====== THE RECORDS

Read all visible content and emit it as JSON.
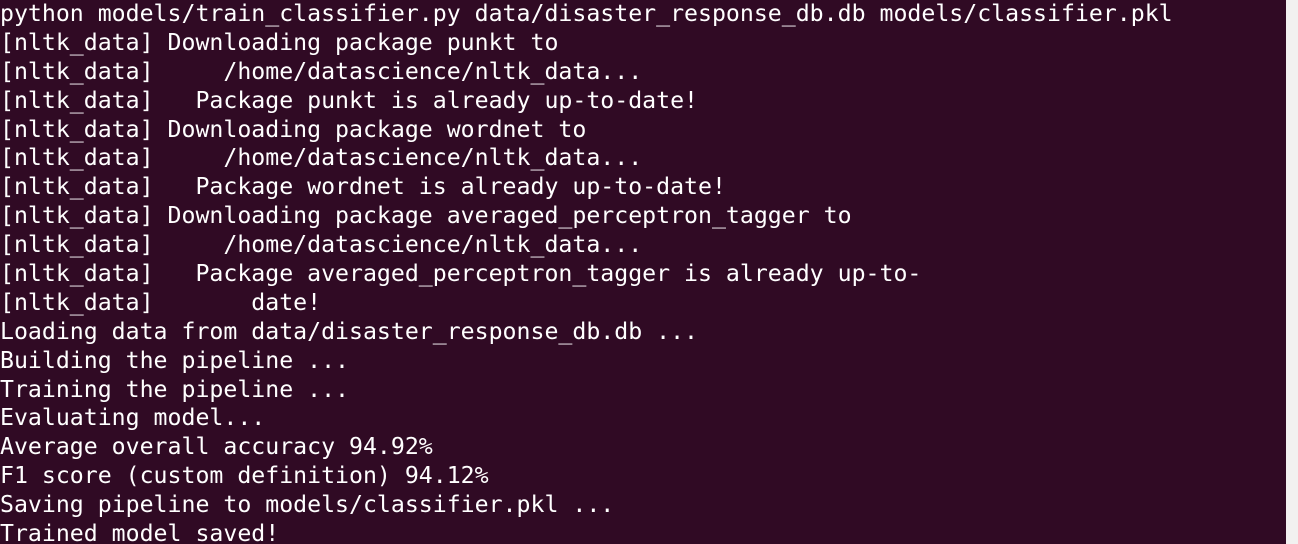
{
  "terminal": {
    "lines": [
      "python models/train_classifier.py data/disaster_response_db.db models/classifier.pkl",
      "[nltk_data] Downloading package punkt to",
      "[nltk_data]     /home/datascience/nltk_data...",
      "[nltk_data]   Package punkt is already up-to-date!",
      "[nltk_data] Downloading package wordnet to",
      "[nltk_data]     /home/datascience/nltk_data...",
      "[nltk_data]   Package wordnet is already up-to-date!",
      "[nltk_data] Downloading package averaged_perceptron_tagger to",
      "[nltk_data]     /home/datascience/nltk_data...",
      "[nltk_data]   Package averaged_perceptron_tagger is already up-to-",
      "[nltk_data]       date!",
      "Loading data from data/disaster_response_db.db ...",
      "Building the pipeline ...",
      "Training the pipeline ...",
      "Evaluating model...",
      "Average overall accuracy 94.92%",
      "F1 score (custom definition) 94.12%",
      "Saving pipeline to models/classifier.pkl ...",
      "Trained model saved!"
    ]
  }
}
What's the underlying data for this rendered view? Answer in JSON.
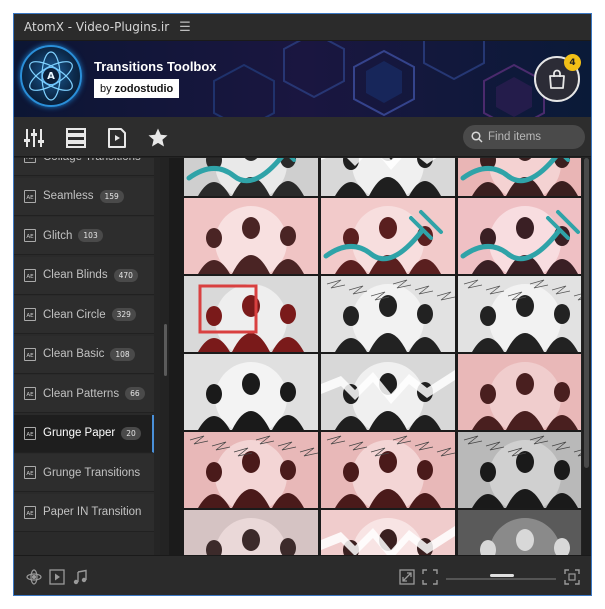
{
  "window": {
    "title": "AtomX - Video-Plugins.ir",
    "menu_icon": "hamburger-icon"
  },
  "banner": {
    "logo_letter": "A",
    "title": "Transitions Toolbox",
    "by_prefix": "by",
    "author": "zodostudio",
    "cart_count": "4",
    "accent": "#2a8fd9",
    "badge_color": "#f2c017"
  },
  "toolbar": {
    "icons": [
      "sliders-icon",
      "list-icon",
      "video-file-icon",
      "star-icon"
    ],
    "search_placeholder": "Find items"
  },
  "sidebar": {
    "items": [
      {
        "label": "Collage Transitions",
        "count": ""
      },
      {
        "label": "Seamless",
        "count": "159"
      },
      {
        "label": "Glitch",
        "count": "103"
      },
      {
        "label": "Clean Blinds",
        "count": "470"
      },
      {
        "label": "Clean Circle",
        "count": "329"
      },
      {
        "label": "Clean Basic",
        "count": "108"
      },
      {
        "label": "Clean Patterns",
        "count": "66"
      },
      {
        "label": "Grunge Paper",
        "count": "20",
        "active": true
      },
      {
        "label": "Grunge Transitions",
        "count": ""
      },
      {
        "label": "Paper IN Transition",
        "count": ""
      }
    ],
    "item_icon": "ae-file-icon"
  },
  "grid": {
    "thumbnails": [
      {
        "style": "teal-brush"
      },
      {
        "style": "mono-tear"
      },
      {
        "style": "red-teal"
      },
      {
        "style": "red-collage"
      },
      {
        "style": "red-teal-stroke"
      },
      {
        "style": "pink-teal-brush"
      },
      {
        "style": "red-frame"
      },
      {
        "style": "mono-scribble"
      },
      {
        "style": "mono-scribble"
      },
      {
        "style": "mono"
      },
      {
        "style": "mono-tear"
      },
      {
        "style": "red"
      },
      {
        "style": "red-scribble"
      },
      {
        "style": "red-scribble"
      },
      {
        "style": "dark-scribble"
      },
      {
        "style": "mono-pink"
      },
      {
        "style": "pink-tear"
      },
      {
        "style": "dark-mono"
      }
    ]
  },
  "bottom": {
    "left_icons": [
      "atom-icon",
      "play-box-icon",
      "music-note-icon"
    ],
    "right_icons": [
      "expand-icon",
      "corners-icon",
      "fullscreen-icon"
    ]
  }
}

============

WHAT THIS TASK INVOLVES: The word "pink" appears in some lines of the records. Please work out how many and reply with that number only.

EXERCISE SOLUTION: 3